What the task asks
Check each line of the material, and show the ones that include the word "Administration".
----------
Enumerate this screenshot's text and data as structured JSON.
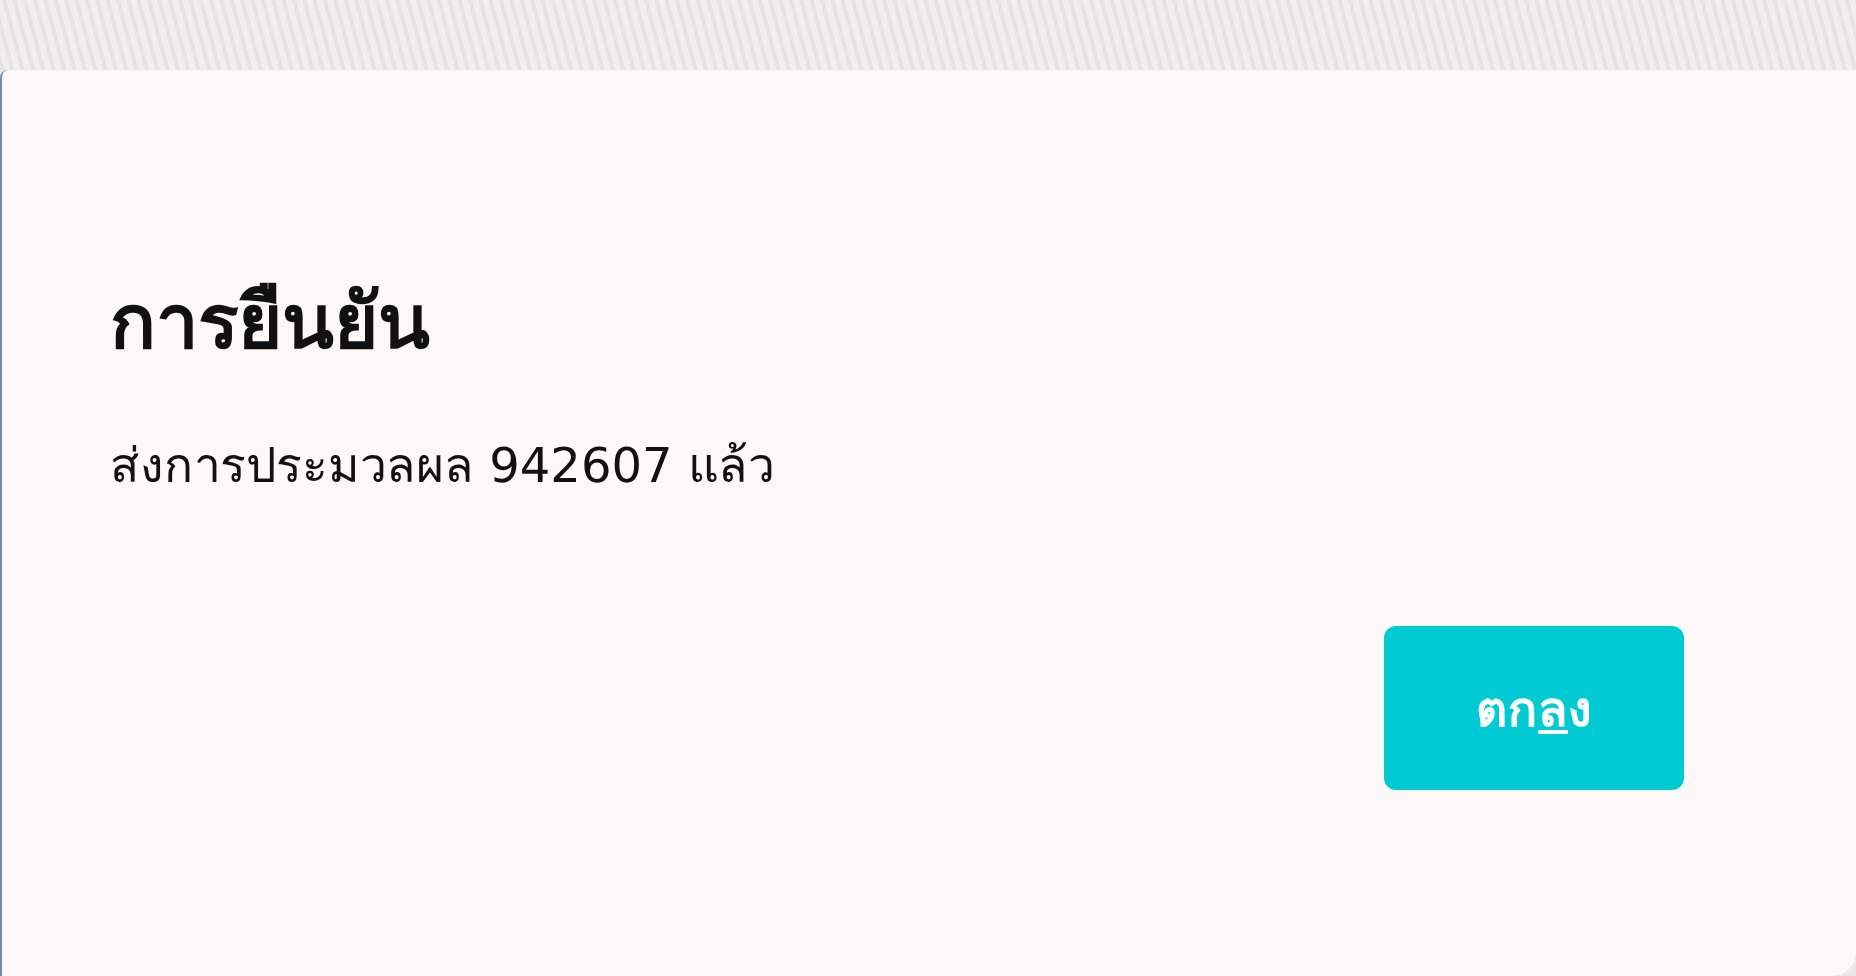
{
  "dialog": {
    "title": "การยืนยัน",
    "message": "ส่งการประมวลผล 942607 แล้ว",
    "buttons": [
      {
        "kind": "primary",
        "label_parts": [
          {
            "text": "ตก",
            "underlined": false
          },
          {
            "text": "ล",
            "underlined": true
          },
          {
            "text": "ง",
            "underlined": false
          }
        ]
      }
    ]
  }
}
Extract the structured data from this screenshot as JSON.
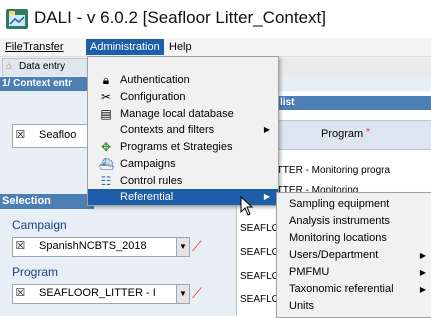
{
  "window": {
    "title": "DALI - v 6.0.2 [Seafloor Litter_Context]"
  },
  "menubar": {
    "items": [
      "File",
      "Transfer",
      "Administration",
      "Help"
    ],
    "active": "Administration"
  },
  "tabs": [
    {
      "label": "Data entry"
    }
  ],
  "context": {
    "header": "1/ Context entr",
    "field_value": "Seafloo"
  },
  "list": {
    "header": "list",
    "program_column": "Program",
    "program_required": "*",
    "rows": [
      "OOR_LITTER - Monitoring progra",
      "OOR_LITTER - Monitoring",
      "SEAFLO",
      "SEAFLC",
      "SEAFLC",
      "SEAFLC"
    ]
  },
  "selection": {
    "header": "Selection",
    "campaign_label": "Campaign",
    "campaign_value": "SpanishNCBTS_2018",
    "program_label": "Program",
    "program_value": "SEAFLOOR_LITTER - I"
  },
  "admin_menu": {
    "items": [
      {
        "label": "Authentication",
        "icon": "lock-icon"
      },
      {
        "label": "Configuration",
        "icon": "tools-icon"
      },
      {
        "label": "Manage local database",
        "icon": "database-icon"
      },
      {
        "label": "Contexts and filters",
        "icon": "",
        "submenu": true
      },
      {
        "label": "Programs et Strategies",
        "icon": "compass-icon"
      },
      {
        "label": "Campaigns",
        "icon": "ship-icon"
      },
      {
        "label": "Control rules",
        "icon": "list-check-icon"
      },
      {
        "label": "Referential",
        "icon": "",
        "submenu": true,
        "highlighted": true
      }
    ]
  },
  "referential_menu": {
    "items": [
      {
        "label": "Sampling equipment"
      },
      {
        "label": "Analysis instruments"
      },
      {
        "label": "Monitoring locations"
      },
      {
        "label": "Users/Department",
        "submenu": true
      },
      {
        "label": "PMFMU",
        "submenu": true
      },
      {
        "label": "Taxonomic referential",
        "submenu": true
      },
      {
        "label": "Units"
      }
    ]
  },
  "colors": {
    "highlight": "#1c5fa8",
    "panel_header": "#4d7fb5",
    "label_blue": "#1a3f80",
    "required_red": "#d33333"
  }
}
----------
Final answer
      "Administration",
    "active": "Administration"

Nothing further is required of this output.